--- EXERCISE MATERIALS Enclosed Below ---

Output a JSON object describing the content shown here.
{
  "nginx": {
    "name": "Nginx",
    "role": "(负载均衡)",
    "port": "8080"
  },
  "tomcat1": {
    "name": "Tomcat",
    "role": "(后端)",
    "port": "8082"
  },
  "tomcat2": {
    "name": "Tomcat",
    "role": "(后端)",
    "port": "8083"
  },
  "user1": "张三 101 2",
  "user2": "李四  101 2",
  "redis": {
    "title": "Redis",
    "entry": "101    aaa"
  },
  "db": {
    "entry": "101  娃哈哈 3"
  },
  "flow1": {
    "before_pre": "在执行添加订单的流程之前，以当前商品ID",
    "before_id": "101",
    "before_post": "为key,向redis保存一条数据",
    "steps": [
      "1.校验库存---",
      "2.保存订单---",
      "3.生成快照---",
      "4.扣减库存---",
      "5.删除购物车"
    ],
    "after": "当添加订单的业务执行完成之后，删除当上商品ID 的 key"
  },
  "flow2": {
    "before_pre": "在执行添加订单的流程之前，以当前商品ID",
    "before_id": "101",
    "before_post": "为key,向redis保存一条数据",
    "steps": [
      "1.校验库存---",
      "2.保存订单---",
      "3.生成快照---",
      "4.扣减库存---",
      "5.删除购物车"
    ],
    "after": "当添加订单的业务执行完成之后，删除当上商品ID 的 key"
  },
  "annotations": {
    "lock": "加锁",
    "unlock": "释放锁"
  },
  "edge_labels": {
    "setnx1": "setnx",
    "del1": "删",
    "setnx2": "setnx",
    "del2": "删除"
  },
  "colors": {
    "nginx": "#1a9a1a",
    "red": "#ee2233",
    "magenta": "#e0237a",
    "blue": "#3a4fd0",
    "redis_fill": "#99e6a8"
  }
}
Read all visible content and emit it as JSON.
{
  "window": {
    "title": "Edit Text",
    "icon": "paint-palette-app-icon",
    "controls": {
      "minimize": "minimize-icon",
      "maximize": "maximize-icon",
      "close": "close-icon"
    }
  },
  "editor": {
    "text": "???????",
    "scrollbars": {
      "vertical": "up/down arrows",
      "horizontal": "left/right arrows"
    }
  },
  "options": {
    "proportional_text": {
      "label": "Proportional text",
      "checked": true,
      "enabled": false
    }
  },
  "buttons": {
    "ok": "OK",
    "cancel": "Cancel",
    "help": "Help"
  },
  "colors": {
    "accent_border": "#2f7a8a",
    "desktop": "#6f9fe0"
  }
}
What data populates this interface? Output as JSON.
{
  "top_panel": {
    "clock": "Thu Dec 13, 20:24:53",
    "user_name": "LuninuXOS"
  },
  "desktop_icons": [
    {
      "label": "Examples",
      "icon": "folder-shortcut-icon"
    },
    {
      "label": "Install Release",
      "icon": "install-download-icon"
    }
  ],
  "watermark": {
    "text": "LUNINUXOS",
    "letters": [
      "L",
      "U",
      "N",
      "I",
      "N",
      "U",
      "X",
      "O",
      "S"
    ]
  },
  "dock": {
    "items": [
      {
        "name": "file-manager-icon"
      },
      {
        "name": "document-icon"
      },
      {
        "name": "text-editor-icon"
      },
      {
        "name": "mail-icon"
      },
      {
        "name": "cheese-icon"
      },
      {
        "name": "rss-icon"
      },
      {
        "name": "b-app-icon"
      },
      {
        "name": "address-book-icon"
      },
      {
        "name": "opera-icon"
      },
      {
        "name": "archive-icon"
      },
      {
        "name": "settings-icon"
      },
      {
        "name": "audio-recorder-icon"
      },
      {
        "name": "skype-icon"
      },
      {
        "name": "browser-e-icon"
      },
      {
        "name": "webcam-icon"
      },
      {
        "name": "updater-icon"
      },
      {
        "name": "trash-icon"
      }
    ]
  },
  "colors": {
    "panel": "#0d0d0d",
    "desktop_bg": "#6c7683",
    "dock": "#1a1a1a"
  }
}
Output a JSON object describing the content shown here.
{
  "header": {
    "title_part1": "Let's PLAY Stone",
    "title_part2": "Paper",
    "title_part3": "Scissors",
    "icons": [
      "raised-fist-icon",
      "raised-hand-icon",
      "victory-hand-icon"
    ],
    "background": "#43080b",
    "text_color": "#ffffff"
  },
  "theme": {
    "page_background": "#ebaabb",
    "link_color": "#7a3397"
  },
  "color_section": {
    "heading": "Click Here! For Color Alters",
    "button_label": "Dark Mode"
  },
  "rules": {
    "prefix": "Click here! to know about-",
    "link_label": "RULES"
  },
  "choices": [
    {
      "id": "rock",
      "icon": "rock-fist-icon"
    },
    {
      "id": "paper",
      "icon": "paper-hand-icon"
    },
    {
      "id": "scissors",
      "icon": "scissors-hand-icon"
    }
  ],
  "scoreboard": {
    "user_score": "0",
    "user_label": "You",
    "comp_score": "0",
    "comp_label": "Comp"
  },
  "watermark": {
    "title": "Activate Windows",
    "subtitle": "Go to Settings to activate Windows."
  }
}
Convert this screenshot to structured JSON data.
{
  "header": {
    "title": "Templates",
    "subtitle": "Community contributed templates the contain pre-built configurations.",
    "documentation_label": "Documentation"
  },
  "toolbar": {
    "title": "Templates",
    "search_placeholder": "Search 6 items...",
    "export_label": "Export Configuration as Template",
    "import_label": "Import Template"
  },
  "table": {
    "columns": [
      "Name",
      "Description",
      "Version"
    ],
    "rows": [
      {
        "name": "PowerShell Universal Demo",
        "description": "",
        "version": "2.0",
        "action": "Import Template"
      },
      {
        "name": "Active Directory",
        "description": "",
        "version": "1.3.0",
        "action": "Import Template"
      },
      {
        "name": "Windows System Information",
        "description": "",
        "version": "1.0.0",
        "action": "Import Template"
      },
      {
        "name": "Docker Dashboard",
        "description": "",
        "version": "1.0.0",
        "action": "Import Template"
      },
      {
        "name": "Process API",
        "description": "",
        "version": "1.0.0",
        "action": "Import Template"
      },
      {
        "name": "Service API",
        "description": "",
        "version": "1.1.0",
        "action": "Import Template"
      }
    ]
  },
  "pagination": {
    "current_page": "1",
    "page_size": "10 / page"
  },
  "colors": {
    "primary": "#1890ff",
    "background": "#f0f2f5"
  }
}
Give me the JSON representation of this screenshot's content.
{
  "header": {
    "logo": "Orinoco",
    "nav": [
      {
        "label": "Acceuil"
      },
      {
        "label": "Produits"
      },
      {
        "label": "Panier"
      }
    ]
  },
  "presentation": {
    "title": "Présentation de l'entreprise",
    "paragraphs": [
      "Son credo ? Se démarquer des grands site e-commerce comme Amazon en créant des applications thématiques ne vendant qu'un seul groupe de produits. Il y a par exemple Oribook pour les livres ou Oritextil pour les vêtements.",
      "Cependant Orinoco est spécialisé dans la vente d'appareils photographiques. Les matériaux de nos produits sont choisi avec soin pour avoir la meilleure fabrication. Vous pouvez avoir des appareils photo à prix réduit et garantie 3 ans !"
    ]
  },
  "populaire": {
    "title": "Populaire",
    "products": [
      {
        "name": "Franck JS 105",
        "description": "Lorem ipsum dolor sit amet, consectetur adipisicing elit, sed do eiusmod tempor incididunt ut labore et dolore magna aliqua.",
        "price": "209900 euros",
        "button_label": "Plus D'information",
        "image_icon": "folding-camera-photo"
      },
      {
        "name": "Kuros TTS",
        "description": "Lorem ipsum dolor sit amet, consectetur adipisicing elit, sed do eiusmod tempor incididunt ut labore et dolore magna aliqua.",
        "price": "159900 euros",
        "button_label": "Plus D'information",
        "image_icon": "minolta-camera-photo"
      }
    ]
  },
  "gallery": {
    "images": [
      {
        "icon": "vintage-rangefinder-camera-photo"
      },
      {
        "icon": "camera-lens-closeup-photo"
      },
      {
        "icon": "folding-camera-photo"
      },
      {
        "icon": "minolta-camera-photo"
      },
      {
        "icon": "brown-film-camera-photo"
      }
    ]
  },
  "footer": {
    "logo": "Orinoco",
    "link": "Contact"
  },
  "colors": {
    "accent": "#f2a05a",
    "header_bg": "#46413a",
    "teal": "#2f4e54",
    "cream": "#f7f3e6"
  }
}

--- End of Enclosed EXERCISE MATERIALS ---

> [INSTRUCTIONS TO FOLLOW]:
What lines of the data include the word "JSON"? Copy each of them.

> [ANSWER BOX]:
Output a JSON object describing the content shown here.
Read all visible content and emit it as JSON.
What data populates this interface? Output as JSON.
Output a JSON object describing the content shown here.
Convert this screenshot to structured JSON data.
Give me the JSON representation of this screenshot's content.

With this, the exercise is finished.